1. Who are you? Tell us about yourself.
Currently, I am a PhD candidate at Western University, based out of St. Joseph’s Health Care under the supervision of Dr. Jeffrey Carson. We also work closely with surgical oncologist Dr. Muriel Brackstone. I am part of the Medical Biophysics graduate program at Western, where I focus on developing new imaging technology for clinical problems.
2. Why is the TBCRU Studentship Award important to you?
I have been a recipient of the TBCRU Studentship Award (supported by BCSC) since 2015. I’m honoured by their continued confidence in my research; the funds provided by this award allows me to focus on the critical research we are doing.
3. Tell us about your research. What are you doing and what problems do you hope to solve?
My work focuses on a specialized imaging technique called photoacoustic imaging and its use for breast-conserving surgery. On the technological side, I am working on overcoming limitations, so that the imaging will be more accurate. Secondly, I am applying this improved technology towards imaging breast tumours (after they have been removed) to ensure that the tumour was removed completely. Our goal is to eliminate the need for additional surgeries, which happen approximately 15% of the time when surgery is only partially successful. Currently, I am excited to be putting together my third (and hopefully final) imaging system incorporating everything I learned in the last few years. We hope to be testing this on clinical samples by Fall 2019.
4. Why is your research important? How can your research be applied in the real world?
My research not only advances our knowledge in the growing field of biomedical optics, but also has a direct impact on patient care. No one suffering from breast cancer should need to hear the disappointing news that they need an additional surgery because of remaining tumour tissue. The goal of our research is to render these extra surgeries unnecessary, sparing the patients an additional hardship and freeing up our healthcare system.

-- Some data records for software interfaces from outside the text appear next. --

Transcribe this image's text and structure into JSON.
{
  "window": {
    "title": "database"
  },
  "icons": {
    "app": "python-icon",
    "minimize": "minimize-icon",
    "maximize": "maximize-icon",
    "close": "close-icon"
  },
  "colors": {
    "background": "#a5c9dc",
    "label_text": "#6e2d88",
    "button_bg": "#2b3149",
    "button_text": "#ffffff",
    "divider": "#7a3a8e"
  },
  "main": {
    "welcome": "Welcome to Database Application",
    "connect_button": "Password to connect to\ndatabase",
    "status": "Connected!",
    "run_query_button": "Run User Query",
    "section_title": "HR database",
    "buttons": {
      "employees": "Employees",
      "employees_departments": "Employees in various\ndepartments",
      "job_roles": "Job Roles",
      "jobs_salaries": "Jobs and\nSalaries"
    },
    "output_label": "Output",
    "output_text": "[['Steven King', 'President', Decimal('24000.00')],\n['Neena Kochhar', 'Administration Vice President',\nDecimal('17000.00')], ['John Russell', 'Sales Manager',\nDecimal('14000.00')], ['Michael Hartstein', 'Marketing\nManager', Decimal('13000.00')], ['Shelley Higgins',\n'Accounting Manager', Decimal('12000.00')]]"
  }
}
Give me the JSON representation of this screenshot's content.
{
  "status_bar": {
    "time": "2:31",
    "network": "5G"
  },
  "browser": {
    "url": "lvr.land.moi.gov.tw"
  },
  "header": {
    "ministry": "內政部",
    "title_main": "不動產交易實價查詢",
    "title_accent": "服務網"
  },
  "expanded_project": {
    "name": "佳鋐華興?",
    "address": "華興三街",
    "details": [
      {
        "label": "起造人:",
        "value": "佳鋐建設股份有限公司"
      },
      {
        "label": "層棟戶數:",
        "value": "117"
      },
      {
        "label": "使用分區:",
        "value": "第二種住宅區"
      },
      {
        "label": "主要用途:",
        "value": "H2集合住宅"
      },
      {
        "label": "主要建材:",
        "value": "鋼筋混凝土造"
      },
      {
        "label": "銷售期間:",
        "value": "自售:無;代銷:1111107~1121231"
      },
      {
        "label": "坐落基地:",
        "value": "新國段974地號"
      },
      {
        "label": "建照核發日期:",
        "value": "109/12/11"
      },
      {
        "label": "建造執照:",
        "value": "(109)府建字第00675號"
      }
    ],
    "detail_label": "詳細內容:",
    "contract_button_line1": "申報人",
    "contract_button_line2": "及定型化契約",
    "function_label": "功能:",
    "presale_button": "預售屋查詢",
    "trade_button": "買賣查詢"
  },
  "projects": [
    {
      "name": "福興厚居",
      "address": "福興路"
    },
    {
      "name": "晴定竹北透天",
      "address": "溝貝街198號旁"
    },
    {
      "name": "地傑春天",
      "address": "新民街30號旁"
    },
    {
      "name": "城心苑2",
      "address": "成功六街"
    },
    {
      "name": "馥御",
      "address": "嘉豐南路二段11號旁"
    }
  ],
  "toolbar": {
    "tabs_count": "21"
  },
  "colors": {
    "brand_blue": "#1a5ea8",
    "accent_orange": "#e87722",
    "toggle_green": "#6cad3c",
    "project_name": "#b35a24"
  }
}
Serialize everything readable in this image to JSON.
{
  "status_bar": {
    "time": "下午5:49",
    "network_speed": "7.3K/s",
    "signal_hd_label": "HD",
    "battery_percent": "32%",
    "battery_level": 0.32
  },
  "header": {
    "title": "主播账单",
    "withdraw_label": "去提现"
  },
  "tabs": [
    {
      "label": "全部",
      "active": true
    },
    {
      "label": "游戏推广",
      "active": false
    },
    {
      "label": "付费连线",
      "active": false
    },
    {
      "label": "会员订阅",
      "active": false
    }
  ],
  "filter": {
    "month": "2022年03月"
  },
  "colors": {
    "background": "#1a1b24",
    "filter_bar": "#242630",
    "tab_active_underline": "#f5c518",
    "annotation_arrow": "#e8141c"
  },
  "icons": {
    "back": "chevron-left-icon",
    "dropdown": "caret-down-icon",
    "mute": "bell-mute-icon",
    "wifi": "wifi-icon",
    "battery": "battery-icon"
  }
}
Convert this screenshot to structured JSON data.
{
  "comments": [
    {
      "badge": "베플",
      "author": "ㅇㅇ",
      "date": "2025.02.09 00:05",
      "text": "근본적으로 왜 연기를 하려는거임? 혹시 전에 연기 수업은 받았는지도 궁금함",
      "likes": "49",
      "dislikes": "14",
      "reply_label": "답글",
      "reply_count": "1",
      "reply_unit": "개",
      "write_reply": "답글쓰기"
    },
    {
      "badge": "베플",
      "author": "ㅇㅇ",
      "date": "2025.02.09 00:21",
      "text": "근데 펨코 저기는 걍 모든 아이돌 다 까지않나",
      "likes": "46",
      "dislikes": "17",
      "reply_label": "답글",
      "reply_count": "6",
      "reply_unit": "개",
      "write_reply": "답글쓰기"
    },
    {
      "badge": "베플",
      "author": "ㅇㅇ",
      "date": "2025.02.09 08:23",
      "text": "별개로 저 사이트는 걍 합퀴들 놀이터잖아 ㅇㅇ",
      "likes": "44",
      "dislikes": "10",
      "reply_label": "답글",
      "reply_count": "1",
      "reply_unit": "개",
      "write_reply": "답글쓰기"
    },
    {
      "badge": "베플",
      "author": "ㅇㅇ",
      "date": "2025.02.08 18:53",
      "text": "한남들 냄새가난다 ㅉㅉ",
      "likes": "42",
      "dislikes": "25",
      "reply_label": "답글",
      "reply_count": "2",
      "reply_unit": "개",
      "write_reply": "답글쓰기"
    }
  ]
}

5. What inspired your research?
Our lab has been working on breast imaging for a number of years. Photoacoustic imaging is particularly useful for breasts because it can provide excellent soft tissue contrast. My project is a continuation of another student’s work, where he demonstrated that we can see great contrast between tumour and healthy breast tissue.
6. Why are you passionate about breast cancer research?
I have always been interested in health care, from both a clinical and research standpoint. When this project was proposed to me, I thought it was a great opportunity, and my interest in the topic has only grown from there.
7. Why do you think breast cancer research matters?
Breast cancer research matters because the people affected by breast cancer matter. Any goals or hopes that I have in my research really only matter because they are directly linked to improving patient care – to reducing the burden of this disease that affects friends, family, and coworkers.
8. What excites you about your work?
It excites me to be able to build devices from the ground-up, see them in action, and then watch as they directly improve someone’s care and comfort.
9. What do you see yourself doing in the future?
Once I complete my PhD, I hope to be working in Research & Development for a medical device/technology company.
10. What do you like to do when you aren’t working on research?
I have a number of hobbies! You can find me playing a number of sports like cycling, running, soccer and softball. I also enjoy tinkering with bicycles, running the audio and visuals at my church, and taking long backcountry hiking trips.
Support researchers like Lawrence Yip by considering a donation to the Breast Cancer Society of Canada. Find out how you can help fund life-saving research, visit bcsc.ca/donate today.